There have been times the past three years when a lesser player would have and seemingly should have quit. And that was my recommendation.
Your Packers were rebuilding and logic dictated that they groom a replacement, perhaps former first-round pick Aaron Rodgers, who should at least theoretically be the quarterback of the future.
This logic, though, violated an aphorism that should be inscribed in every Hat O' Cheddar: Don't rush the great ones out the door, because you might never see their kind again.

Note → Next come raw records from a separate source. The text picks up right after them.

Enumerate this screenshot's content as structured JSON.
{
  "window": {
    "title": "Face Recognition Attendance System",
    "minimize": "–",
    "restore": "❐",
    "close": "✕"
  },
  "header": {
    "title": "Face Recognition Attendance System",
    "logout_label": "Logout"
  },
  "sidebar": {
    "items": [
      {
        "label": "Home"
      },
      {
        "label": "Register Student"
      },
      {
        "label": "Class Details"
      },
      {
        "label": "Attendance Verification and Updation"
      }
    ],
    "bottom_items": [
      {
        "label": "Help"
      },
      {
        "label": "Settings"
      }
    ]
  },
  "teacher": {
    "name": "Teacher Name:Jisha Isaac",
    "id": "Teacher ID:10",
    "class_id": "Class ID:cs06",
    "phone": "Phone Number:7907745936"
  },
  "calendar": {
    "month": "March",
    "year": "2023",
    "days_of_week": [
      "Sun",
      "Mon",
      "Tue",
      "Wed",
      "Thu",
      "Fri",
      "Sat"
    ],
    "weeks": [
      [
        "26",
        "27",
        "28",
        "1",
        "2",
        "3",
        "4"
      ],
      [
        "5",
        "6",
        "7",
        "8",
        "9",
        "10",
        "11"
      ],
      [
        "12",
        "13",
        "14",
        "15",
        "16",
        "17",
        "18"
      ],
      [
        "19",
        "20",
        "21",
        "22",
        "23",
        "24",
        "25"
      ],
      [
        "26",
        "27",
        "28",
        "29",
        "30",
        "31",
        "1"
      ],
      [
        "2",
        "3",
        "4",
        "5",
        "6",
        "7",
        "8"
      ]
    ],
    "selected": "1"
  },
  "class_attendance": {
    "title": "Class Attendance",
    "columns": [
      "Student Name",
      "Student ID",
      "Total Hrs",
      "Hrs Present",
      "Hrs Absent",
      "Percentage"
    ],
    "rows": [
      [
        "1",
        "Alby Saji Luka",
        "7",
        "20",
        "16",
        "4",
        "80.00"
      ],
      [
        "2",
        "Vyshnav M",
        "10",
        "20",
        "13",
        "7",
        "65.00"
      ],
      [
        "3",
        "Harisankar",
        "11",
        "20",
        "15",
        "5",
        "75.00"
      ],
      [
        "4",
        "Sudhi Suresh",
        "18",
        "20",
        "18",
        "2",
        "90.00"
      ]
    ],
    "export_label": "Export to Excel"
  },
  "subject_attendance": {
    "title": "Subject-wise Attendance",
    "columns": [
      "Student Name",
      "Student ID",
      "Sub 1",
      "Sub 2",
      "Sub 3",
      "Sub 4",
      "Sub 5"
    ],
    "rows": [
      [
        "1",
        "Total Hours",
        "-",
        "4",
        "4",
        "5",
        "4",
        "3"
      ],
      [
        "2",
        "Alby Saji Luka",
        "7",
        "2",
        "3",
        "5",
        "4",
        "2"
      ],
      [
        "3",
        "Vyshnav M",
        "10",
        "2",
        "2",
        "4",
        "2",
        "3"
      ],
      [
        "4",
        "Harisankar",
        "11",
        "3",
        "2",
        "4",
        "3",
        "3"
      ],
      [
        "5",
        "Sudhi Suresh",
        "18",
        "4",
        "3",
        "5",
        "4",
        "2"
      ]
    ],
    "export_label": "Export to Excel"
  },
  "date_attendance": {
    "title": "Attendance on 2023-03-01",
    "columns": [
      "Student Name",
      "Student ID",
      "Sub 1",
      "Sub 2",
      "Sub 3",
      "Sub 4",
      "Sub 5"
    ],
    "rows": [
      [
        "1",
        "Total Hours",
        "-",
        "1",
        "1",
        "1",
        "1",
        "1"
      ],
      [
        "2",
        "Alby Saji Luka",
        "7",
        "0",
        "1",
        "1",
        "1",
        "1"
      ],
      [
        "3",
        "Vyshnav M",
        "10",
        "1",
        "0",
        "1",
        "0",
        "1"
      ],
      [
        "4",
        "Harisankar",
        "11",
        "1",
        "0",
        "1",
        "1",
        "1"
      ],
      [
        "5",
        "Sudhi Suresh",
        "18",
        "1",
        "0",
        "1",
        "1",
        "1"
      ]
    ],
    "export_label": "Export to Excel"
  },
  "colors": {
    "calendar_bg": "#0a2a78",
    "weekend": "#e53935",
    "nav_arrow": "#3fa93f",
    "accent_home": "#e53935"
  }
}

Remember when the Orioles moved Cal Ripken from short to third to make way for their hot young shortstop prospect? Remember the guy's name? You shouldn't. Ripken moved in favor of the immortal Manny Alexander. (Think Jason Bartlett, without his bat, glove and hustle.)
Remember who replaced Troy Aikman? Quincy Carter. Fran Tarkenton? Tommy Kramer. Dan Marino? Jay Fiedler. John Elway? Bubby Brister.
In 2005, your Packers finished 4-12. Samkon Gado was your top rusher. You guys finished 22nd in the NFL in points scored. Brett, you threw for 20 touchdowns and an incredible 29 interceptions. It was obviously time to retire.
You stuck around, though, and new coach Mike McCarthy set about improving your "efficiency." That was the coach's way of saying he didn't want to see his Hall of Fame quarterback making desperate, stupid plays.
Through 12 games last year, your Packers were 4-8. You had just lost 35-0 to the Patriots, 34-24 to the Seahawks and 38-10 to the Jets. In those three games, Brett, you threw two touchdown passes and five interceptions.
Obviously, you were done. I thought it was time to stick a utensil -- in deference to the cheeseheads, make it a fondue fork -- into the toughest, most daring and most error-prone great quarterback in league history.
And I was as wrongheaded as the phrase "Gopher Rose Bowl."
Your Packers have now won seven in a row. Sunday, in a victory over San Diego, you led your 38th fourth-quarter comeback victory, reached 150 victories as a starting quarterback and threw your 420th touchdown pass, tying Marino atop the all-time list.
This Sunday, you will make your 241st consecutive start, the most ever by a quarterback, and you will pass former Vikings center Mick Tingelhoff for second on the all-time list at all positions.
If you had retired when there seemed little hope for the Packers, little hope to end your career gallantly, we would have missed out on one of the most riveting players in league history setting records and keeping the quaintest franchise in the NFL relevant.
We would have missed out on you bringing all that drama and history to the Metrodome on Sunday, in the one game on the Vikings' schedule that matters regardless of record.
As records fall, your reputation rises, Brett, if that's possible. NFL analysts suddenly are listing you among the top five quarterbacks in NFL history.
What is more relevant this week is this: Nearing your 38th birthday, two years after almost playing yourself out of the league, you are once again the best quarterback in the division, once again the best reason to watch the NFL in the heartland.
Sincerely, Jim Souhan
Jim Souhan can be heard Sundays from 10 a.m.-noon on AM-1500 KSTP. email@example.com